What the task asks: Every line in the data below that includes "Seleziona" belongs in the answer, copied as it stands.

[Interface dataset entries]
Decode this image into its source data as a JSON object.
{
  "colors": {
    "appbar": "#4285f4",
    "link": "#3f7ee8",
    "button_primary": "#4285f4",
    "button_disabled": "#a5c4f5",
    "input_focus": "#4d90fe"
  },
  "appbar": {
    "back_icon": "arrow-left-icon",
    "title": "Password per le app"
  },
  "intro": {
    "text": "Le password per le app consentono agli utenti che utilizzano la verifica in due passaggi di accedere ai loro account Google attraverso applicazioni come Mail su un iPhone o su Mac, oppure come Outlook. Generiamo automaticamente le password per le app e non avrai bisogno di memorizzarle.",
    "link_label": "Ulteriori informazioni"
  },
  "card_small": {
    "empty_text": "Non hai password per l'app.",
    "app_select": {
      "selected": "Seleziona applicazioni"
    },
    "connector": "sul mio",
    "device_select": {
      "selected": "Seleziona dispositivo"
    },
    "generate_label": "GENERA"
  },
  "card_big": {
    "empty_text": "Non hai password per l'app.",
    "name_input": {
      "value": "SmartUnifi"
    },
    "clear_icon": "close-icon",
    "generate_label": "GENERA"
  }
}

Your solution:
      "selected": "Seleziona applicazioni"
      "selected": "Seleziona dispositivo"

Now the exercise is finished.